After the engagement of the Oriental University of Naples first, and then the Alma Mater University of Bologna, where Tosi moved in the mid-90s, it was the time of the University of Pisa that under the direction of Prof. Avanzini began research in the southern region of the Sultanate, the Dhofar. These new activities led to the identification of the great fortified settlement of Sumhuram, an important crossroads on the Incense Road, and later to the discovery of the imposing Bronze Age tower of Salut, in central Oman. From the earliest phases of the exploration, geoarchaeological researches were integrated, conducted by Prof. Cremaschi of the University of Milan, analysing the areas where environmental conditions influenced the development of the settlements.
Promptly, both Italian and international research groups chose to undertake archaeological explorations in the most promising areas of the country, often invited by Prof.

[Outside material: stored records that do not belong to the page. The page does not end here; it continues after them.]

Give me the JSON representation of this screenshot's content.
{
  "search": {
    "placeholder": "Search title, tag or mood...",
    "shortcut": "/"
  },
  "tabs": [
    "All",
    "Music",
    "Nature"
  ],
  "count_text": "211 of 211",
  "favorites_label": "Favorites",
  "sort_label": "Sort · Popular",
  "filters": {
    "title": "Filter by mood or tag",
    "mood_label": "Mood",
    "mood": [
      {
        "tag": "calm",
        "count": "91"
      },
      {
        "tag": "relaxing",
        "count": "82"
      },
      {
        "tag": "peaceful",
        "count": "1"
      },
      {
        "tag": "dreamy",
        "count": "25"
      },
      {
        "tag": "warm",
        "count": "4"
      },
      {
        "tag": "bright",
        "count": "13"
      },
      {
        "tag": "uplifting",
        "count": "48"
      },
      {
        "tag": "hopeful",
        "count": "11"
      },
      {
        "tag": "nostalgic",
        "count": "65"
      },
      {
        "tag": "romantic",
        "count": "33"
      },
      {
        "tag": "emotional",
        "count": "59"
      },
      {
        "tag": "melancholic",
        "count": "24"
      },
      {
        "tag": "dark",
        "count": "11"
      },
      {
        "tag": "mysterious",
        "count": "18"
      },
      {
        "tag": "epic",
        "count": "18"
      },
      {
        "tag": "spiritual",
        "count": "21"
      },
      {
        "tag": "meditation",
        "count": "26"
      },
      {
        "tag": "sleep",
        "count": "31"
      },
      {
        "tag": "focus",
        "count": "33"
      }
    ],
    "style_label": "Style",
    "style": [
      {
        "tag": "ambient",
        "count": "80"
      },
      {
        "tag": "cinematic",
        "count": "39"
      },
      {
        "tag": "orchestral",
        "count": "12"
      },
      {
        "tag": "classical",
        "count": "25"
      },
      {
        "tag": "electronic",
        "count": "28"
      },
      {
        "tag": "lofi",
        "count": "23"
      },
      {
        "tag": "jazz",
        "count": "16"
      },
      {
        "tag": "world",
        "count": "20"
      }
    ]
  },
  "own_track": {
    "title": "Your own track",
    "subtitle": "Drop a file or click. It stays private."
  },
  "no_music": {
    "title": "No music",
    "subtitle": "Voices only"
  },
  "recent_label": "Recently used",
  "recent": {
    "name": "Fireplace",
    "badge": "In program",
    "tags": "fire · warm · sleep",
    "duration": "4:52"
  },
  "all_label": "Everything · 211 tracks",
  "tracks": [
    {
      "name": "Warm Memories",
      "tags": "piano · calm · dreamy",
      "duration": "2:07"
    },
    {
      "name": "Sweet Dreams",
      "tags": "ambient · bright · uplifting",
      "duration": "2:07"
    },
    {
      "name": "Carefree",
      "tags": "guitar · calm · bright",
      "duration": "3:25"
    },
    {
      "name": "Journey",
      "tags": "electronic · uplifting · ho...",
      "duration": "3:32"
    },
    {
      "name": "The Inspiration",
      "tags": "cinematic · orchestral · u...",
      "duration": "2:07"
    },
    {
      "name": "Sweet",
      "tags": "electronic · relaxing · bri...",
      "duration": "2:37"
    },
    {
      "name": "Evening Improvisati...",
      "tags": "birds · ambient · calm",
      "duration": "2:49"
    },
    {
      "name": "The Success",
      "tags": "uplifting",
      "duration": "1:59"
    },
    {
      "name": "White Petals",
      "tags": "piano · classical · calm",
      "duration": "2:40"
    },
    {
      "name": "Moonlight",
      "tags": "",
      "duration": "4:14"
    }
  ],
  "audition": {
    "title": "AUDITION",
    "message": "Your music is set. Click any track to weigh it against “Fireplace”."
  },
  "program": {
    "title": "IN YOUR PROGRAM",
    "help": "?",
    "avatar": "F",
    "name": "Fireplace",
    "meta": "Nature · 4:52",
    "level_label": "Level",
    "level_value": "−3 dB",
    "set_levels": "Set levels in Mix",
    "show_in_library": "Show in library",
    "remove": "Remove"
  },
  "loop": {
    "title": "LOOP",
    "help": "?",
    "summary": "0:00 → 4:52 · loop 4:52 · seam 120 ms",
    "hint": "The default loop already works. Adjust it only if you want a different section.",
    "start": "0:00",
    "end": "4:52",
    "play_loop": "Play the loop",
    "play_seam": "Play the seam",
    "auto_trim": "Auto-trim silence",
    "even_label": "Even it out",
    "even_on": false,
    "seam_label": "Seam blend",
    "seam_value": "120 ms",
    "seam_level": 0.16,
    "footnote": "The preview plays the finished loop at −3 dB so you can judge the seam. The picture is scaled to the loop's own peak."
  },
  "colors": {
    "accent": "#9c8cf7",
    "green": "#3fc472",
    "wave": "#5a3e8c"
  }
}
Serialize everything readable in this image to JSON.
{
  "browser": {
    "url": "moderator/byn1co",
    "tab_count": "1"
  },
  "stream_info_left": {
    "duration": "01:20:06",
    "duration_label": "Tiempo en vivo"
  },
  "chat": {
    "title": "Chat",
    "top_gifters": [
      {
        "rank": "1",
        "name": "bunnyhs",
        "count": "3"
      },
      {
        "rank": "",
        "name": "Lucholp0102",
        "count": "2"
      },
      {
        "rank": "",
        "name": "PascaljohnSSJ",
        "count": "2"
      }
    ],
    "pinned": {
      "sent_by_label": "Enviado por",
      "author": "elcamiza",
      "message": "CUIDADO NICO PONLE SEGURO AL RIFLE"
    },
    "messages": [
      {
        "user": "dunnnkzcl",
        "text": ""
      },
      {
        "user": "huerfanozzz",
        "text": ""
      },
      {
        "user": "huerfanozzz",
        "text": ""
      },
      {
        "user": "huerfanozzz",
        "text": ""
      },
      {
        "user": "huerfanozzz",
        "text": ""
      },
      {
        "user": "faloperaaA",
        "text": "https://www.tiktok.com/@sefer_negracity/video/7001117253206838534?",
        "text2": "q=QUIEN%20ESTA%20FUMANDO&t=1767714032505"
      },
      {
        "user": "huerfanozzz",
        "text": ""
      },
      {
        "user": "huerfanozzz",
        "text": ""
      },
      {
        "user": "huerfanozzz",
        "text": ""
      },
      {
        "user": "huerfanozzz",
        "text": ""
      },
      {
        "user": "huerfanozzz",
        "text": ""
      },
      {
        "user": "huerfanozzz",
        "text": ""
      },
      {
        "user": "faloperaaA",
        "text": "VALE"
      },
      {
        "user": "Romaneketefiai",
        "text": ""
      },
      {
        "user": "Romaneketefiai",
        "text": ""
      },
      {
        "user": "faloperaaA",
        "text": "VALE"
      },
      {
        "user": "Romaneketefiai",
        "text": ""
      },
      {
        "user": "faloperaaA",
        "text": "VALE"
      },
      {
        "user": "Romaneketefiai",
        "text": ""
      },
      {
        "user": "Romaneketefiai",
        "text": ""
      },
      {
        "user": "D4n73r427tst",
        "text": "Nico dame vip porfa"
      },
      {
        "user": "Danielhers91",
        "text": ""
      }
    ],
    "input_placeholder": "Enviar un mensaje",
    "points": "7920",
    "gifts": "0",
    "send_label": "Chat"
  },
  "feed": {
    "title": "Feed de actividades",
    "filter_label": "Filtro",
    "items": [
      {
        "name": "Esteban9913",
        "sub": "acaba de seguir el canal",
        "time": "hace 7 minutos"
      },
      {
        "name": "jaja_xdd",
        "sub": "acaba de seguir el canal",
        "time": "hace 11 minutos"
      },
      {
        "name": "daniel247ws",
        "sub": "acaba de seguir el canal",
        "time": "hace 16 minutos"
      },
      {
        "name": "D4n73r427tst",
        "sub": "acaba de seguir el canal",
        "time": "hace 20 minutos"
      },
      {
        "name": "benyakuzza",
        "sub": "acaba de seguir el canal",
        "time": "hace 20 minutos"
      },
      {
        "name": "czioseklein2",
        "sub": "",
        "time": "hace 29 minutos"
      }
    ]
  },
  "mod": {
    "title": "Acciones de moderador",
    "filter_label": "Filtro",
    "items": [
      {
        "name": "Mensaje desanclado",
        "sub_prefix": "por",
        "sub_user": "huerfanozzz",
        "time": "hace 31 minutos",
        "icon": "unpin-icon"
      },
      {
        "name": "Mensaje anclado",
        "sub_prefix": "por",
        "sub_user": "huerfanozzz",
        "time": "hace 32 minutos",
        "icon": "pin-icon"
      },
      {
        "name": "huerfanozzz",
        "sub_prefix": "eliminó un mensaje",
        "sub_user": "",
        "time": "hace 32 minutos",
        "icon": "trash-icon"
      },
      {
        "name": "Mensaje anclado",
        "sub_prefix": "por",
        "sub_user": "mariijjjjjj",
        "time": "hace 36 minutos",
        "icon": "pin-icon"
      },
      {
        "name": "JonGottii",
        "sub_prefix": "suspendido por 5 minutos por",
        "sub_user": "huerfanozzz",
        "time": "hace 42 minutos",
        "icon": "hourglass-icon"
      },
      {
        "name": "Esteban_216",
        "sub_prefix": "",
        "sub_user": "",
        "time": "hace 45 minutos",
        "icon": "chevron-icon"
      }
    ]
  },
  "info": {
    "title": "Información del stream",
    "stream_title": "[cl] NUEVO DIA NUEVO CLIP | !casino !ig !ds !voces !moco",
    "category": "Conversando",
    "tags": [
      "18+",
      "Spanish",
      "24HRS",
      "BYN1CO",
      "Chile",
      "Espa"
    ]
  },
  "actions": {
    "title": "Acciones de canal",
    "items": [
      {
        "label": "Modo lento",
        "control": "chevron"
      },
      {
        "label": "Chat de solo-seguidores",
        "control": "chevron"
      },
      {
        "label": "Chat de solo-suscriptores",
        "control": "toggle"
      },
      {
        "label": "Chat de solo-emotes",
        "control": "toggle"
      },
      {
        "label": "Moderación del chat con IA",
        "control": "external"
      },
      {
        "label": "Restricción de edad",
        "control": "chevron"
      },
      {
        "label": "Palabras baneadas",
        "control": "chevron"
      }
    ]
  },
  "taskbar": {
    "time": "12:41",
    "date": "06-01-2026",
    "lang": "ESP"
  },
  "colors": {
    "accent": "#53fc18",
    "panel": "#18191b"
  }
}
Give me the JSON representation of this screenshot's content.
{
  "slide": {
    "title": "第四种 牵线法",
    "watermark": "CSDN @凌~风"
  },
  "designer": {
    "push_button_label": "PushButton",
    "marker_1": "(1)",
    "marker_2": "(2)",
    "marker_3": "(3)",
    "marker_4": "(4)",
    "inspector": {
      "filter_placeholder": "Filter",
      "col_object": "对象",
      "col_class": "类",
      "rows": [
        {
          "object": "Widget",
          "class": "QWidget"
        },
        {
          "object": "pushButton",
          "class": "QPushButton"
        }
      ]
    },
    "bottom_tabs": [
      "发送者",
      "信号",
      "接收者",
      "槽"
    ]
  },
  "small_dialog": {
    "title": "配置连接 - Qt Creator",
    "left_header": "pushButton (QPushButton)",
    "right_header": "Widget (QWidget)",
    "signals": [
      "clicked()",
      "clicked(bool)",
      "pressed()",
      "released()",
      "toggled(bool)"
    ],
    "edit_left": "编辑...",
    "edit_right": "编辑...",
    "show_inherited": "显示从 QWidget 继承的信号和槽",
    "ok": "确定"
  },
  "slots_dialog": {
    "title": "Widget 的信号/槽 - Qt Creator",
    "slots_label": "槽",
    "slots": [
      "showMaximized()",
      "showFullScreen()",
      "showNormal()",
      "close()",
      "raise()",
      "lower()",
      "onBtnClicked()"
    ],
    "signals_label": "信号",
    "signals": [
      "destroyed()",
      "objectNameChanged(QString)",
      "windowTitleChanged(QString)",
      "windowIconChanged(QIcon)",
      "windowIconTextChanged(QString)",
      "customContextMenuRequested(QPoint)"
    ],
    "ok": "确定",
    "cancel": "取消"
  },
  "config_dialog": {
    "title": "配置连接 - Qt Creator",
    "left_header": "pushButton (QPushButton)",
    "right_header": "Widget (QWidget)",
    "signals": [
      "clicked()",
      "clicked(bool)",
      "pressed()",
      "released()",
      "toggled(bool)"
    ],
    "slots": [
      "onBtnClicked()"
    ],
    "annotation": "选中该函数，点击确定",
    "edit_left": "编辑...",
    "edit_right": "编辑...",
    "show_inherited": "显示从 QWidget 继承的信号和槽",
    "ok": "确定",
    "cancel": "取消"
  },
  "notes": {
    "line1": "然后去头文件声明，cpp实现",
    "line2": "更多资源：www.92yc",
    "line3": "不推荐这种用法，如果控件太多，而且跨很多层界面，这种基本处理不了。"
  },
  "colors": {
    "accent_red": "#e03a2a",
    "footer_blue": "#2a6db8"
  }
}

Tosi to engage this vast ecosystem that characterizes the southeast of the Arabian Peninsula.
The last years of this long research itinerary coincide with the appointment of Tosi as Councillor for Archaeology by the Ministry of Cultural Heritage of Oman during which a strong impulse was given to preventive and rescue archaeology, promoting excavation projects to minimize the impact of modern infrastructure on archaeological evidence disseminated for example along modern roads. The amount of data produced is invaluable, just consider that the large funeral site of Daba, in the Musandam peninsula, or the metallurgical production site of Uqdat al-Bakra, on the threshold of the great Rub al-Khali desert, were first identified during these operations. Many of which have seen dozens of Italian archaeologists engaged in the field, putting the experience gained in Europe on preventive archaeology at the service of the Sultanate.
Yet another element to consider concerns the musealisation and fruition of the sites, through the planning of archaeological parks and visitor centres, as well as scientific advice in the realization of the National Museum of Muscat. In this scenario as well, Italian architects and restorers provided their expertise in restoration of finds and artefacts, and the consolidation of archaeological evidence.
This long exciting journey, which today exceeds 40 years of history, was celebrated in Muscat in 2019 with an exhibition conceived and strongly desired by the Omani and Italian Ministries of Cultural Heritage, with the collaboration of ISMEO and all the scholars involved. The initiative was then collected in a volume with a rather evocative title “SOGNATORI/DREAMERS, 40 Years of Italian Archaeological Research in Oman”